**Exercise**
Look through the entries below and return all lines including the word "this".

** Opening Records for the exercise block **

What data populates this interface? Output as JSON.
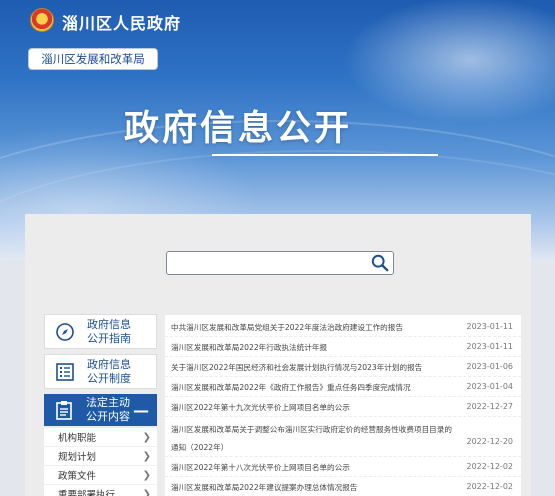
{
  "header": {
    "site_title": "淄川区人民政府",
    "dept_button": "淄川区发展和改革局",
    "page_heading": "政府信息公开"
  },
  "search": {
    "placeholder": ""
  },
  "sidebar": {
    "cards": [
      {
        "label_line1": "政府信息",
        "label_line2": "公开指南",
        "icon": "compass-icon"
      },
      {
        "label_line1": "政府信息",
        "label_line2": "公开制度",
        "icon": "document-list-icon"
      }
    ],
    "active": {
      "label_line1": "法定主动",
      "label_line2": "公开内容",
      "icon": "clipboard-icon",
      "toggle": "—"
    },
    "sub_items": [
      {
        "label": "机构职能"
      },
      {
        "label": "规划计划"
      },
      {
        "label": "政策文件"
      },
      {
        "label": "重要部署执行"
      }
    ]
  },
  "list": [
    {
      "title": "中共淄川区发展和改革局党组关于2022年度法治政府建设工作的报告",
      "date": "2023-01-11"
    },
    {
      "title": "淄川区发展和改革局2022年行政执法统计年报",
      "date": "2023-01-11"
    },
    {
      "title": "关于淄川区2022年国民经济和社会发展计划执行情况与2023年计划的报告",
      "date": "2023-01-06"
    },
    {
      "title": "淄川区发展和改革局2022年《政府工作报告》重点任务四季度完成情况",
      "date": "2023-01-04"
    },
    {
      "title": "淄川区2022年第十九次光伏平价上网项目名单的公示",
      "date": "2022-12-27"
    },
    {
      "title": "淄川区发展和改革局关于调整公布淄川区实行政府定价的经营服务性收费项目目录的通知（2022年）",
      "date": "2022-12-20"
    },
    {
      "title": "淄川区2022年第十八次光伏平价上网项目名单的公示",
      "date": "2022-12-02"
    },
    {
      "title": "淄川区发展和改革局2022年建议提案办理总体情况报告",
      "date": "2022-12-02"
    }
  ],
  "colors": {
    "primary": "#1e5aa6",
    "link": "#1f4f8f"
  }
}
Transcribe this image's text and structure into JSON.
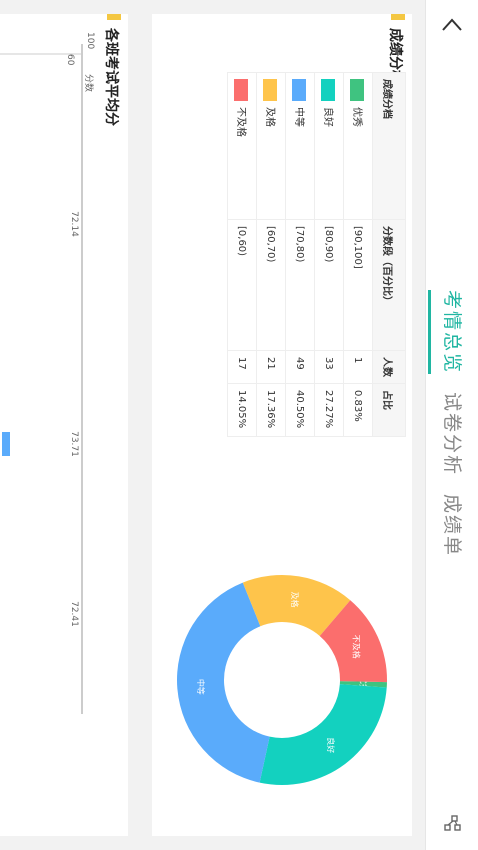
{
  "header": {
    "tabs": [
      {
        "label": "考情总览",
        "active": true
      },
      {
        "label": "试卷分析",
        "active": false
      },
      {
        "label": "成绩单",
        "active": false
      }
    ]
  },
  "grade_stats": {
    "title": "成绩分档统计",
    "columns": [
      "成绩分档",
      "分数段（百分比）",
      "人数",
      "占比"
    ],
    "rows": [
      {
        "level": "优秀",
        "range": "[90,100]",
        "count": "1",
        "ratio": "0.83%",
        "color": "#3fc380"
      },
      {
        "level": "良好",
        "range": "[80,90)",
        "count": "33",
        "ratio": "27.27%",
        "color": "#13d1bf"
      },
      {
        "level": "中等",
        "range": "[70,80)",
        "count": "49",
        "ratio": "40.50%",
        "color": "#5aabfb"
      },
      {
        "level": "及格",
        "range": "[60,70)",
        "count": "21",
        "ratio": "17.36%",
        "color": "#fec44b"
      },
      {
        "level": "不及格",
        "range": "[0,60)",
        "count": "17",
        "ratio": "14.05%",
        "color": "#fb6e6d"
      }
    ]
  },
  "chart_data": [
    {
      "type": "pie",
      "labels": [
        "优秀",
        "良好",
        "中等",
        "及格",
        "不及格"
      ],
      "values": [
        1,
        33,
        49,
        21,
        17
      ],
      "colors": [
        "#3fc380",
        "#13d1bf",
        "#5aabfb",
        "#fec44b",
        "#fb6e6d"
      ]
    },
    {
      "type": "bar",
      "title": "各班考试平均分",
      "ylabel": "分数",
      "ylim": [
        60,
        100
      ],
      "yticks": [
        "60",
        "100"
      ],
      "values": [
        72.14,
        73.71,
        72.41
      ],
      "value_labels": [
        "72.14",
        "73.71",
        "72.41"
      ]
    }
  ]
}
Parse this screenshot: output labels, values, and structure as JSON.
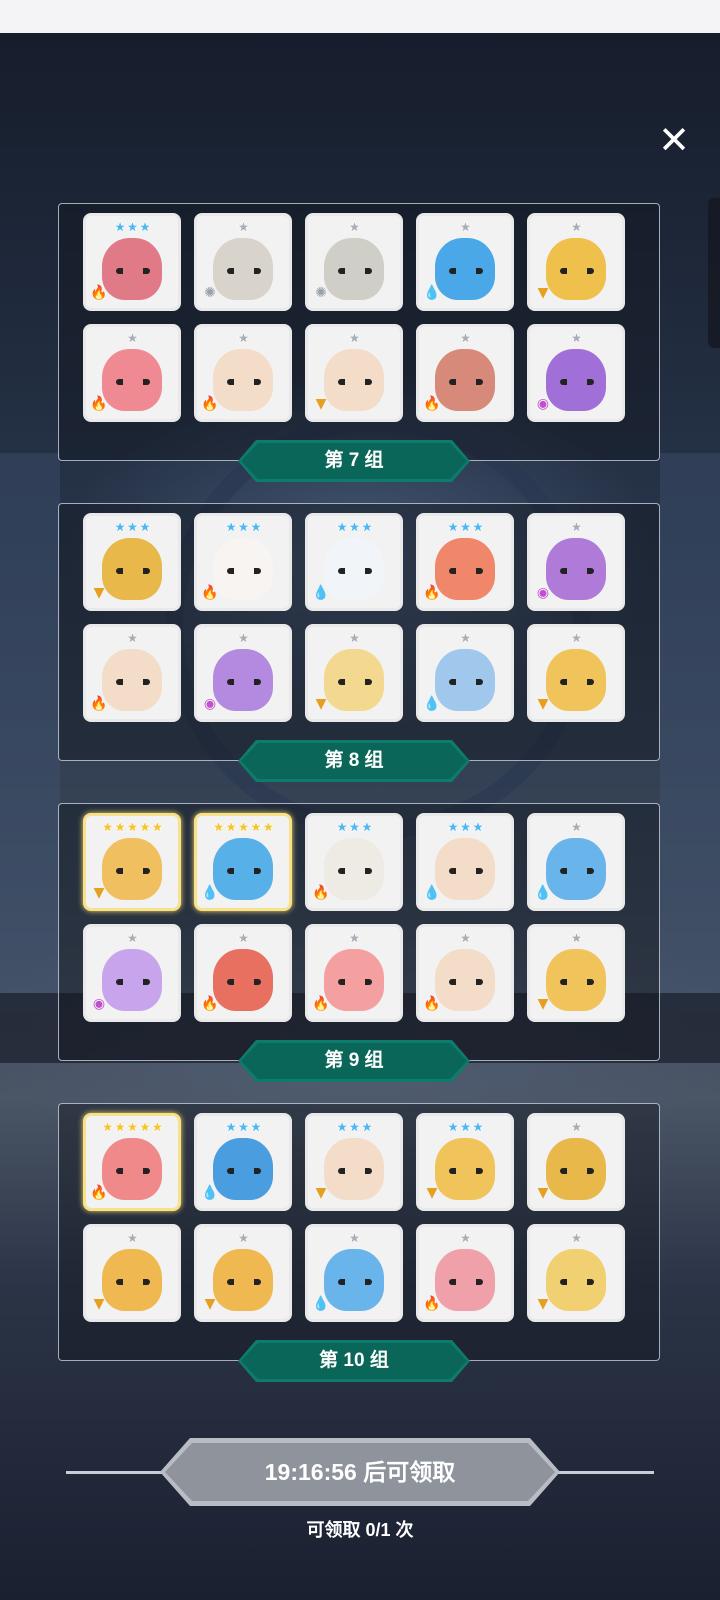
{
  "close_icon": "close-icon",
  "colors": {
    "star_blue": "#4fb7ef",
    "star_gray": "#a9adb5",
    "star_gold": "#f4c531",
    "fire": "#e5502d",
    "water": "#2f8fe0",
    "wind": "#e6a020",
    "light": "#9aa0a8",
    "arcane": "#c14fd0",
    "banner": "#0d7c6c"
  },
  "groups": [
    {
      "label": "第 7 组",
      "heroes": [
        {
          "stars": 3,
          "star_color": "blue",
          "element": "fire",
          "color": "#e07a86"
        },
        {
          "stars": 1,
          "star_color": "gray",
          "element": "light",
          "color": "#d8d4cc"
        },
        {
          "stars": 1,
          "star_color": "gray",
          "element": "light",
          "color": "#cfcfc8"
        },
        {
          "stars": 1,
          "star_color": "gray",
          "element": "water",
          "color": "#4aa8e8"
        },
        {
          "stars": 1,
          "star_color": "gray",
          "element": "wind",
          "color": "#f0c04c"
        },
        {
          "stars": 1,
          "star_color": "gray",
          "element": "fire",
          "color": "#f08a92"
        },
        {
          "stars": 1,
          "star_color": "gray",
          "element": "fire",
          "color": "#f3dcc8"
        },
        {
          "stars": 1,
          "star_color": "gray",
          "element": "wind",
          "color": "#f3dcc8"
        },
        {
          "stars": 1,
          "star_color": "gray",
          "element": "fire",
          "color": "#d88a7a"
        },
        {
          "stars": 1,
          "star_color": "gray",
          "element": "arcane",
          "color": "#a070d8"
        }
      ]
    },
    {
      "label": "第 8 组",
      "heroes": [
        {
          "stars": 3,
          "star_color": "blue",
          "element": "wind",
          "color": "#e8b84a"
        },
        {
          "stars": 3,
          "star_color": "blue",
          "element": "fire",
          "color": "#f7f4f2"
        },
        {
          "stars": 3,
          "star_color": "blue",
          "element": "water",
          "color": "#f1f5fa"
        },
        {
          "stars": 3,
          "star_color": "blue",
          "element": "fire",
          "color": "#f0866a"
        },
        {
          "stars": 1,
          "star_color": "gray",
          "element": "arcane",
          "color": "#b07ad8"
        },
        {
          "stars": 1,
          "star_color": "gray",
          "element": "fire",
          "color": "#f3dcc8"
        },
        {
          "stars": 1,
          "star_color": "gray",
          "element": "arcane",
          "color": "#b48ae0"
        },
        {
          "stars": 1,
          "star_color": "gray",
          "element": "wind",
          "color": "#f3d890"
        },
        {
          "stars": 1,
          "star_color": "gray",
          "element": "water",
          "color": "#9fc8ec"
        },
        {
          "stars": 1,
          "star_color": "gray",
          "element": "wind",
          "color": "#f0c45a"
        }
      ]
    },
    {
      "label": "第 9 组",
      "heroes": [
        {
          "stars": 5,
          "star_color": "gold",
          "element": "wind",
          "color": "#f0c060",
          "gold": true
        },
        {
          "stars": 5,
          "star_color": "gold",
          "element": "water",
          "color": "#58b0e8",
          "gold": true
        },
        {
          "stars": 3,
          "star_color": "blue",
          "element": "fire",
          "color": "#eeeae4"
        },
        {
          "stars": 3,
          "star_color": "blue",
          "element": "water",
          "color": "#f3dcc8"
        },
        {
          "stars": 1,
          "star_color": "gray",
          "element": "water",
          "color": "#6ab4ec"
        },
        {
          "stars": 1,
          "star_color": "gray",
          "element": "arcane",
          "color": "#c8a4ec"
        },
        {
          "stars": 1,
          "star_color": "gray",
          "element": "fire",
          "color": "#e87060"
        },
        {
          "stars": 1,
          "star_color": "gray",
          "element": "fire",
          "color": "#f4a0a0"
        },
        {
          "stars": 1,
          "star_color": "gray",
          "element": "fire",
          "color": "#f3dcc8"
        },
        {
          "stars": 1,
          "star_color": "gray",
          "element": "wind",
          "color": "#f0c45a"
        }
      ]
    },
    {
      "label": "第 10 组",
      "heroes": [
        {
          "stars": 5,
          "star_color": "gold",
          "element": "fire",
          "color": "#f08a8a",
          "gold": true
        },
        {
          "stars": 3,
          "star_color": "blue",
          "element": "water",
          "color": "#4a9ee0"
        },
        {
          "stars": 3,
          "star_color": "blue",
          "element": "wind",
          "color": "#f3dcc8"
        },
        {
          "stars": 3,
          "star_color": "blue",
          "element": "wind",
          "color": "#f0c45a"
        },
        {
          "stars": 1,
          "star_color": "gray",
          "element": "wind",
          "color": "#e8b84a"
        },
        {
          "stars": 1,
          "star_color": "gray",
          "element": "wind",
          "color": "#f0b850"
        },
        {
          "stars": 1,
          "star_color": "gray",
          "element": "wind",
          "color": "#f0b850"
        },
        {
          "stars": 1,
          "star_color": "gray",
          "element": "water",
          "color": "#6ab4ec"
        },
        {
          "stars": 1,
          "star_color": "gray",
          "element": "fire",
          "color": "#f0a0a8"
        },
        {
          "stars": 1,
          "star_color": "gray",
          "element": "wind",
          "color": "#f0d070"
        }
      ]
    }
  ],
  "claim_button": {
    "label": "19:16:56 后可领取"
  },
  "claim_count": "可领取 0/1 次"
}
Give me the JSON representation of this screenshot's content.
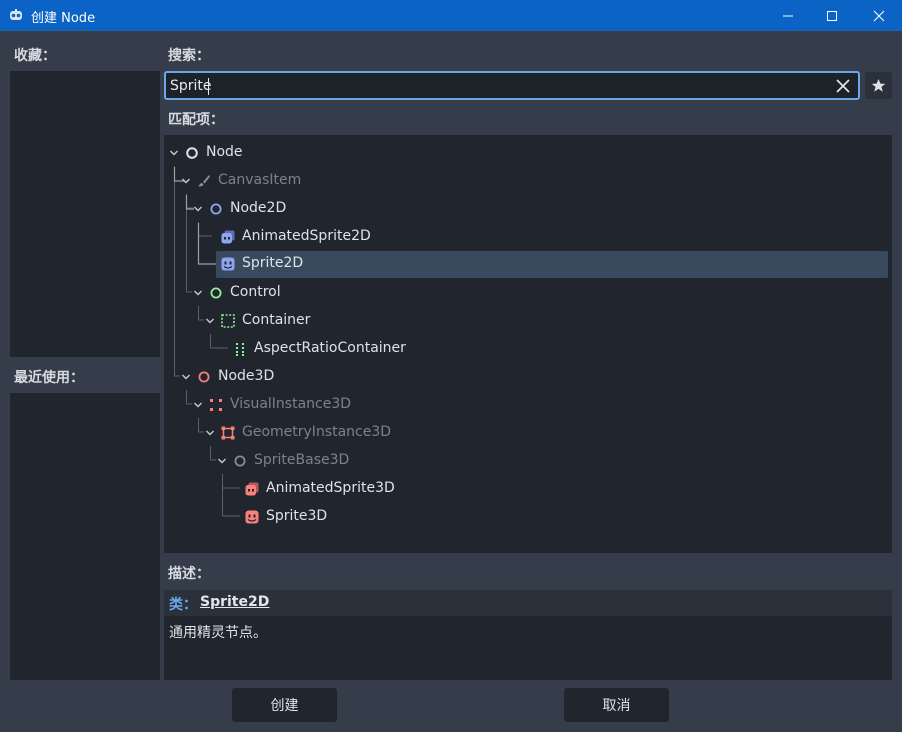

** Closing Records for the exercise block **

**Output below**
What data populates this interface? Output as JSON.
Transcribe this image's text and structure into JSON.
Parse this screenshot: output labels, values, and structure as JSON.
Give me the JSON representation of this screenshot's content.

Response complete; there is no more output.